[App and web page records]
========================================

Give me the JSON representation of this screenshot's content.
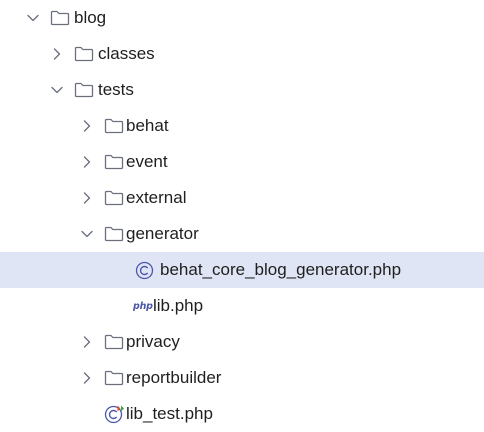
{
  "tree": {
    "root": {
      "label": "blog",
      "expanded": true,
      "icon": "folder-icon"
    },
    "classes": {
      "label": "classes",
      "expanded": false,
      "icon": "folder-icon"
    },
    "tests": {
      "label": "tests",
      "expanded": true,
      "icon": "folder-icon"
    },
    "behat": {
      "label": "behat",
      "expanded": false,
      "icon": "folder-icon"
    },
    "event": {
      "label": "event",
      "expanded": false,
      "icon": "folder-icon"
    },
    "external": {
      "label": "external",
      "expanded": false,
      "icon": "folder-icon"
    },
    "generator": {
      "label": "generator",
      "expanded": true,
      "icon": "folder-icon"
    },
    "generator_file": {
      "label": "behat_core_blog_generator.php",
      "icon": "php-class-icon",
      "selected": true
    },
    "lib_file": {
      "label": "lib.php",
      "icon": "php-file-icon",
      "badge": "php"
    },
    "privacy": {
      "label": "privacy",
      "expanded": false,
      "icon": "folder-icon"
    },
    "reportbuilder": {
      "label": "reportbuilder",
      "expanded": false,
      "icon": "folder-icon"
    },
    "lib_test_file": {
      "label": "lib_test.php",
      "icon": "php-test-class-icon"
    }
  },
  "colors": {
    "selection": "#dfe5f5",
    "folder_stroke": "#6c707e",
    "class_icon": "#4b57a8",
    "test_badge_red": "#e5493a",
    "test_badge_green": "#3fa34d"
  }
}
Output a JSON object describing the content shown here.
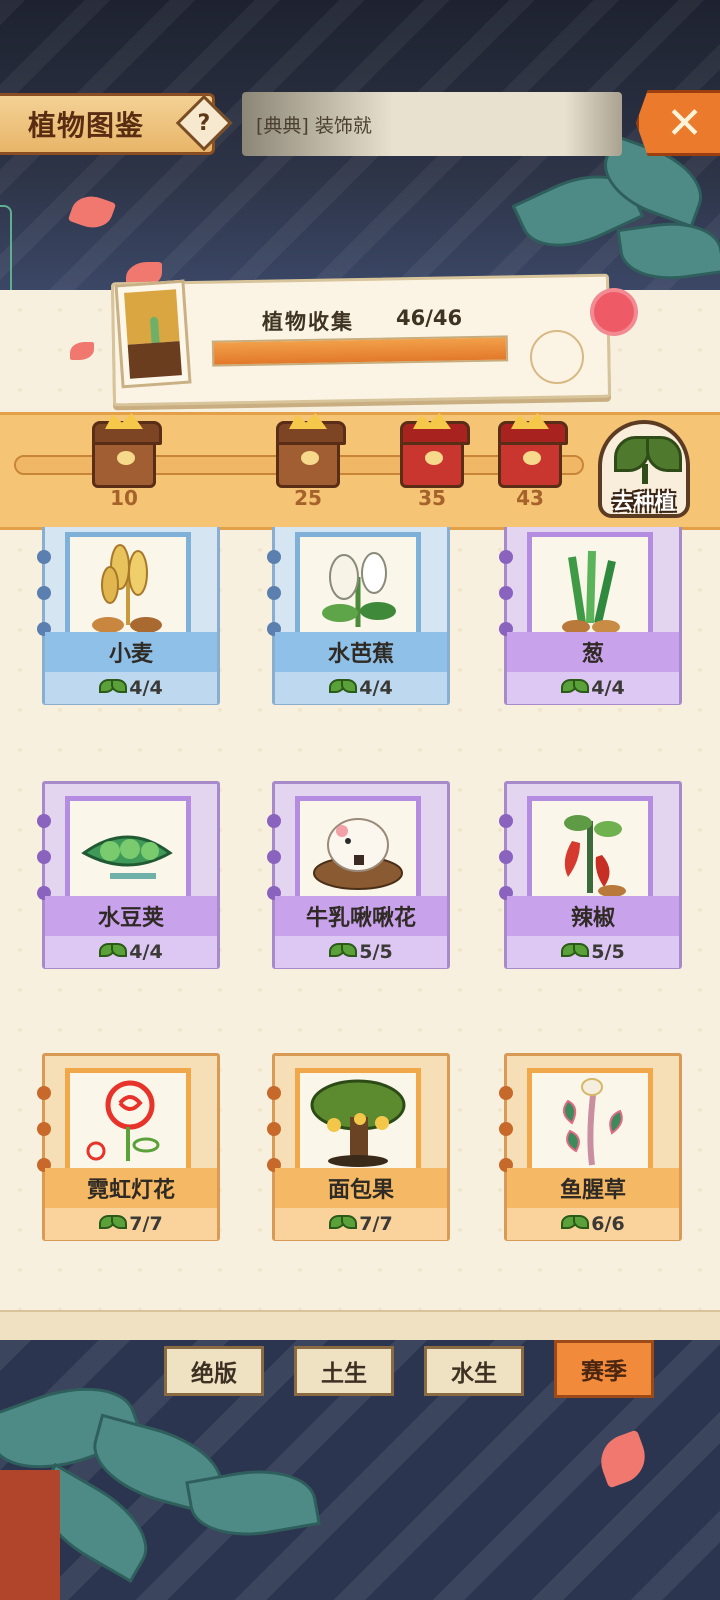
{
  "header": {
    "title": "植物图鉴",
    "help_label": "?",
    "search_text": "[典典] 装饰就",
    "close_label": "✕"
  },
  "collection": {
    "title": "植物收集",
    "count": "46/46",
    "progress": 1.0
  },
  "milestones": {
    "items": [
      {
        "label": "10",
        "style": "brown"
      },
      {
        "label": "25",
        "style": "brown"
      },
      {
        "label": "35",
        "style": "red"
      },
      {
        "label": "43",
        "style": "red"
      }
    ],
    "progress": 1.0,
    "plant_button_label": "去种植"
  },
  "plants": [
    {
      "name": "小麦",
      "count": "4/4",
      "theme": "blue",
      "icon": "wheat-icon"
    },
    {
      "name": "水芭蕉",
      "count": "4/4",
      "theme": "blue",
      "icon": "calla-lily-icon"
    },
    {
      "name": "葱",
      "count": "4/4",
      "theme": "purple",
      "icon": "scallion-icon"
    },
    {
      "name": "水豆荚",
      "count": "4/4",
      "theme": "purple",
      "icon": "pea-pod-icon"
    },
    {
      "name": "牛乳啾啾花",
      "count": "5/5",
      "theme": "purple",
      "icon": "bird-flower-icon"
    },
    {
      "name": "辣椒",
      "count": "5/5",
      "theme": "purple",
      "icon": "chili-icon"
    },
    {
      "name": "霓虹灯花",
      "count": "7/7",
      "theme": "orange",
      "icon": "neon-rose-icon"
    },
    {
      "name": "面包果",
      "count": "7/7",
      "theme": "orange",
      "icon": "breadfruit-tree-icon"
    },
    {
      "name": "鱼腥草",
      "count": "6/6",
      "theme": "orange",
      "icon": "houttuynia-icon"
    }
  ],
  "tabs": [
    {
      "label": "绝版",
      "active": false
    },
    {
      "label": "土生",
      "active": false
    },
    {
      "label": "水生",
      "active": false
    },
    {
      "label": "赛季",
      "active": true
    }
  ],
  "colors": {
    "accent_orange": "#f28a3c",
    "progress_orange": "#e2792a",
    "panel_bg": "#f7f0df"
  }
}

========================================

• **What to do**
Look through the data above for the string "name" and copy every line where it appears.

• **Response area**
      "name": "小麦",
      "name": "水芭蕉",
      "name": "葱",
      "name": "水豆荚",
      "name": "牛乳啾啾花",
      "name": "辣椒",
      "name": "霓虹灯花",
      "name": "面包果",
      "name": "鱼腥草",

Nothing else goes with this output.